Local authorities, such as the Hull coin, “is the world’s first Community Loyalty Point”. Earn HullCoin by getting involved in great things in your community — spend HullCoin by accessing discounts with local retailers. But then there is nothing new here either, as the Brixton coin has been around since 2009.

Even central banks are now looking at the Cryptocurrencies, and the technology that powers them, as a way to have greater control of their countries’ cash that is in circulation. The black economy is a significant problem in many jurisdictions globally — indeed on the UK is it said that the amount of money laundered by foreign criminals is estimated to be as high as £100 billion a year. Unlawful tax avoidance costs UK taxpayers as much as £2.7 billion in lost revenue, according to Transparency International. But these Cryptocurrencies will not be designed to be speculative, as this is the last thing that they want, and so in turn help to reduce the overall volatility in the Cryptocurrency market.

To close with a look at lessons from the past — historically we have seen many companies list their share on equity markets around the world by carrying out an Initial Public Offering (IPOs). These IPOs had been used to encourage private investors to buy shares in companies that governments wanted to privatise i.e. BT, British Gas, BP, British Airways etc. But then companies increasingly turned to global banks, who underwrote IPOs, which often meant smaller investors were unable to get access to top performing IPOs.

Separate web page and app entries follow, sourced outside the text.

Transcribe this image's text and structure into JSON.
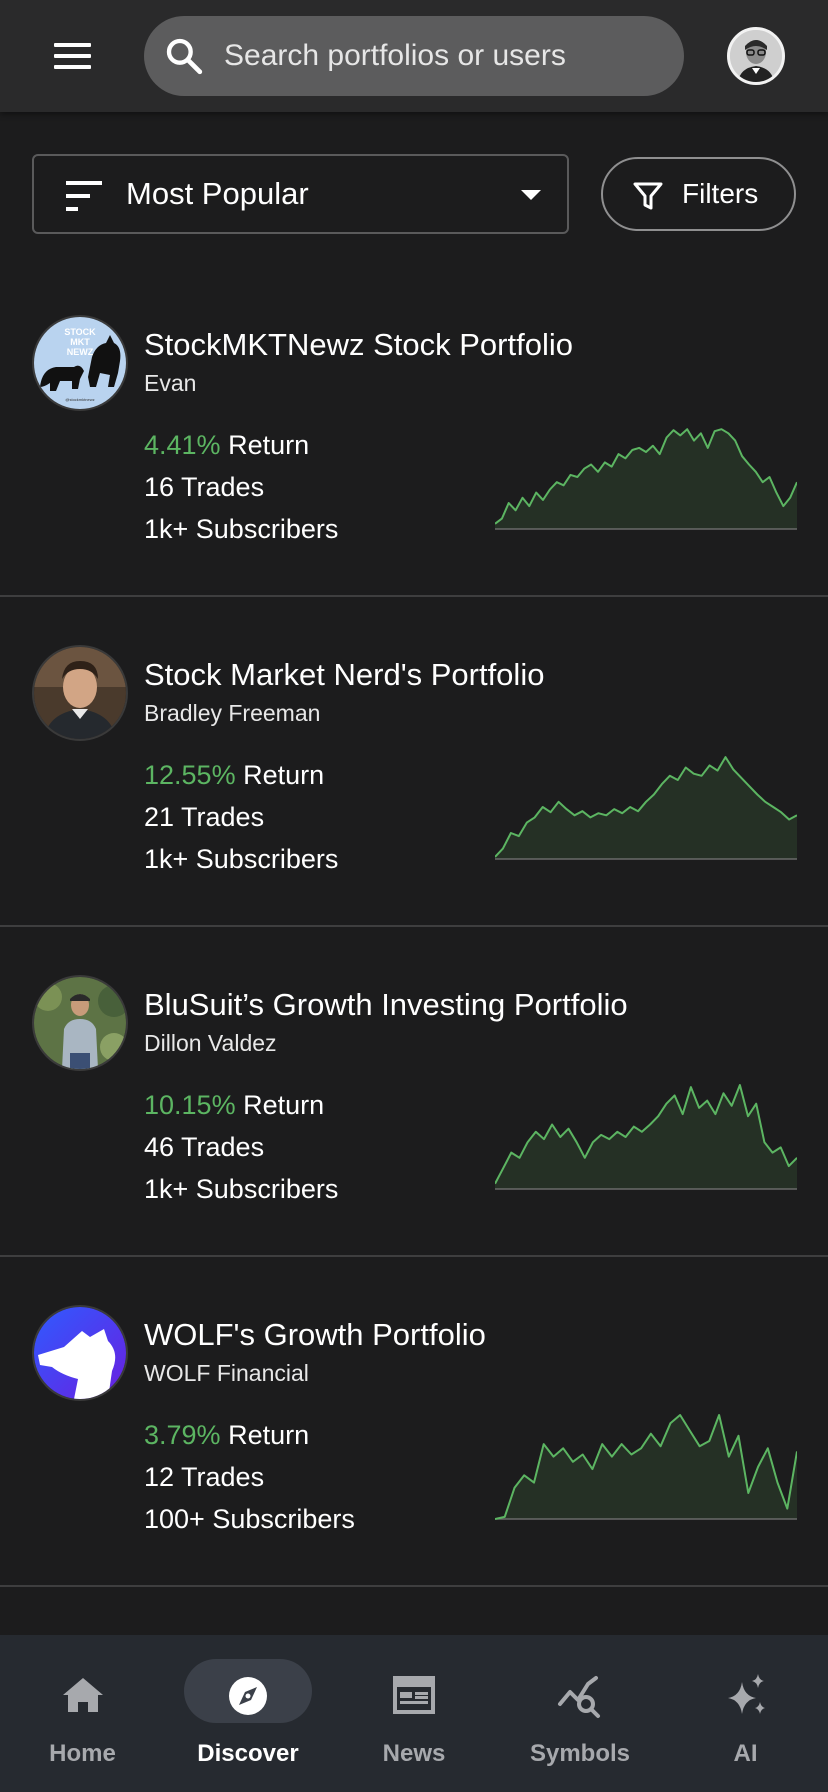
{
  "header": {
    "search_placeholder": "Search portfolios or users"
  },
  "sort": {
    "selected": "Most Popular"
  },
  "filters_label": "Filters",
  "portfolios": [
    {
      "title": "StockMKTNewz Stock Portfolio",
      "owner": "Evan",
      "return_pct": "4.41%",
      "return_label": " Return",
      "trades": "16 Trades",
      "subscribers": "1k+ Subscribers",
      "avatar_text": "STOCK MKT NEWZ",
      "sparkline": [
        0.05,
        0.1,
        0.25,
        0.18,
        0.3,
        0.22,
        0.35,
        0.28,
        0.38,
        0.45,
        0.42,
        0.52,
        0.5,
        0.58,
        0.62,
        0.55,
        0.64,
        0.6,
        0.72,
        0.68,
        0.76,
        0.78,
        0.74,
        0.8,
        0.72,
        0.88,
        0.95,
        0.9,
        0.96,
        0.85,
        0.92,
        0.78,
        0.94,
        0.96,
        0.92,
        0.85,
        0.7,
        0.62,
        0.55,
        0.45,
        0.5,
        0.35,
        0.22,
        0.3,
        0.45
      ]
    },
    {
      "title": "Stock Market Nerd's Portfolio",
      "owner": "Bradley Freeman",
      "return_pct": "12.55%",
      "return_label": " Return",
      "trades": "21 Trades",
      "subscribers": "1k+ Subscribers",
      "sparkline": [
        0.02,
        0.1,
        0.25,
        0.22,
        0.35,
        0.4,
        0.5,
        0.45,
        0.55,
        0.48,
        0.42,
        0.46,
        0.4,
        0.44,
        0.42,
        0.48,
        0.44,
        0.5,
        0.46,
        0.55,
        0.62,
        0.72,
        0.8,
        0.76,
        0.88,
        0.82,
        0.8,
        0.9,
        0.85,
        0.98,
        0.86,
        0.78,
        0.7,
        0.62,
        0.55,
        0.5,
        0.45,
        0.38,
        0.42
      ]
    },
    {
      "title": "BluSuit’s Growth Investing Portfolio",
      "owner": "Dillon Valdez",
      "return_pct": "10.15%",
      "return_label": " Return",
      "trades": "46 Trades",
      "subscribers": "1k+ Subscribers",
      "sparkline": [
        0.05,
        0.2,
        0.35,
        0.3,
        0.45,
        0.55,
        0.48,
        0.62,
        0.5,
        0.58,
        0.45,
        0.3,
        0.45,
        0.52,
        0.48,
        0.55,
        0.5,
        0.6,
        0.55,
        0.62,
        0.7,
        0.82,
        0.9,
        0.72,
        0.98,
        0.78,
        0.85,
        0.72,
        0.92,
        0.8,
        1.0,
        0.7,
        0.82,
        0.45,
        0.35,
        0.4,
        0.22,
        0.3
      ]
    },
    {
      "title": "WOLF's Growth Portfolio",
      "owner": "WOLF Financial",
      "return_pct": "3.79%",
      "return_label": " Return",
      "trades": "12 Trades",
      "subscribers": "100+ Subscribers",
      "sparkline": [
        0.0,
        0.02,
        0.3,
        0.42,
        0.35,
        0.72,
        0.6,
        0.68,
        0.55,
        0.62,
        0.48,
        0.72,
        0.6,
        0.72,
        0.62,
        0.68,
        0.82,
        0.7,
        0.92,
        1.0,
        0.85,
        0.7,
        0.75,
        1.0,
        0.6,
        0.8,
        0.25,
        0.5,
        0.68,
        0.35,
        0.1,
        0.65
      ]
    }
  ],
  "nav": [
    {
      "label": "Home",
      "icon": "home-icon"
    },
    {
      "label": "Discover",
      "icon": "compass-icon",
      "active": true
    },
    {
      "label": "News",
      "icon": "newspaper-icon"
    },
    {
      "label": "Symbols",
      "icon": "chart-search-icon"
    },
    {
      "label": "AI",
      "icon": "sparkle-icon"
    }
  ],
  "colors": {
    "positive": "#5cb562",
    "background": "#1c1c1d",
    "topbar": "#2a2a2b",
    "nav": "#262a30"
  }
}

Many of the ICOs in 2017 were being funded by 000s of small participants who invested small sums of money. It seemed we were seeing a ‘democratization of capitalism’ ie an asset class that was available for the masses, not just the preserve of the HNW wealthy private banking elite. However, now many ICOs are realising that unless they are able to prove that they have complied with the regulations around Know Your Client and Anti Money Laundering, they struggle to open a bank account and increasingly be accepted on to exchanges.

It is partially for this reason why some ICOs are now trying to raise capital 100% from accredited/professional investors, as there is less potential liability for the founders/directors from regulators in the future. How different though is this from an IPO that is underwritten by a merchant bank?

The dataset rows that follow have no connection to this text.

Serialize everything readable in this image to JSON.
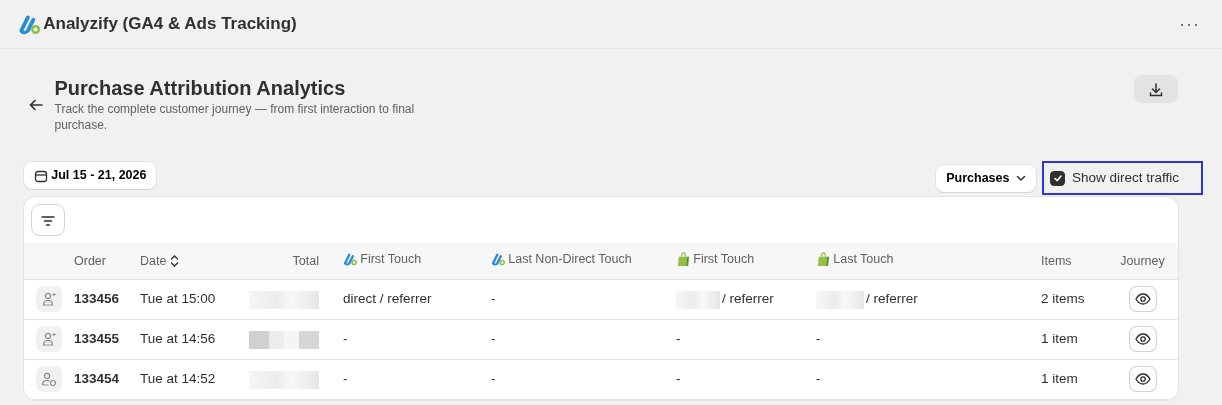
{
  "app": {
    "title": "Analyzify (GA4 & Ads Tracking)",
    "menu_glyph": "···"
  },
  "page": {
    "title": "Purchase Attribution Analytics",
    "subtitle": "Track the complete customer journey — from first interaction to final purchase."
  },
  "date_range": "Jul 15 - 21, 2026",
  "metric_select": "Purchases",
  "direct_traffic": {
    "label": "Show direct traffic",
    "checked": true,
    "highlighted": true
  },
  "table": {
    "columns": [
      {
        "kind": "blank"
      },
      {
        "label": "Order",
        "kind": "plain"
      },
      {
        "label": "Date",
        "kind": "sortable"
      },
      {
        "label": "Total",
        "kind": "plain"
      },
      {
        "label": "First Touch",
        "kind": "analyzify"
      },
      {
        "label": "Last Non-Direct Touch",
        "kind": "analyzify"
      },
      {
        "label": "First Touch",
        "kind": "shopify"
      },
      {
        "label": "Last Touch",
        "kind": "shopify"
      },
      {
        "label": "Items",
        "kind": "plain"
      },
      {
        "label": "Journey",
        "kind": "plain"
      }
    ],
    "rows": [
      {
        "kind": "new",
        "order": "133456",
        "date": "Tue at 15:00",
        "total_redacted": true,
        "ga_first": "direct / referrer",
        "ga_last": "-",
        "shop_first": {
          "text": "/ referrer",
          "redacted_prefix": true
        },
        "shop_last": {
          "text": "/ referrer",
          "redacted_prefix": true
        },
        "items": "2 items"
      },
      {
        "kind": "new",
        "order": "133455",
        "date": "Tue at 14:56",
        "total_redacted": true,
        "ga_first": "-",
        "ga_last": "-",
        "shop_first": {
          "text": "-",
          "redacted_prefix": false
        },
        "shop_last": {
          "text": "-",
          "redacted_prefix": false
        },
        "items": "1 item"
      },
      {
        "kind": "returning",
        "order": "133454",
        "date": "Tue at 14:52",
        "total_redacted": true,
        "ga_first": "-",
        "ga_last": "-",
        "shop_first": {
          "text": "-",
          "redacted_prefix": false
        },
        "shop_last": {
          "text": "-",
          "redacted_prefix": false
        },
        "items": "1 item"
      }
    ]
  }
}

So undoubtedly Crypto currencies have created a New Asset class that can help organisations to grow by raising capital, as they are non-dilutive for shareholders and do not increase the indebtedness for the company that issues them. We are even likely to see them being used as a way to reduce fraud and corruption in some countries, or as a Token Attention Coin to encourage repeat purchases and engagement i.e. digital loyalty schemes. While much of this is not new, given the increasing digital nature of the global economy, it is not hard to understand how and why this market has grown so massively. I suspect we will see a pullback in prices before Tokens become more widely accepted by institutions and major global brands, even governments, in the next few years.

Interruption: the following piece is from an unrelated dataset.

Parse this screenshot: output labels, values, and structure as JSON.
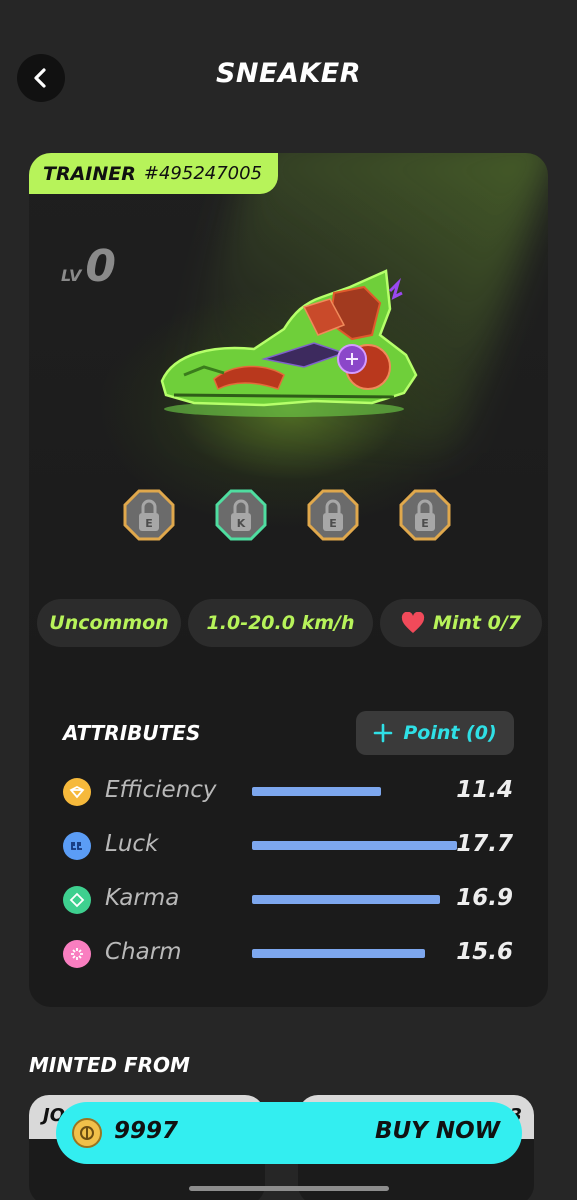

I would like to leave you with this comment from Jay Clayton Chairman of the SEC:

The world’s social media platforms and financial markets are abuzz about cryptocurrencies and “initial coin offerings” (ICOs). There are tales of fortunes made and dreamed to be made. We are hearing the familiar refrain, this time is different”.


December 2017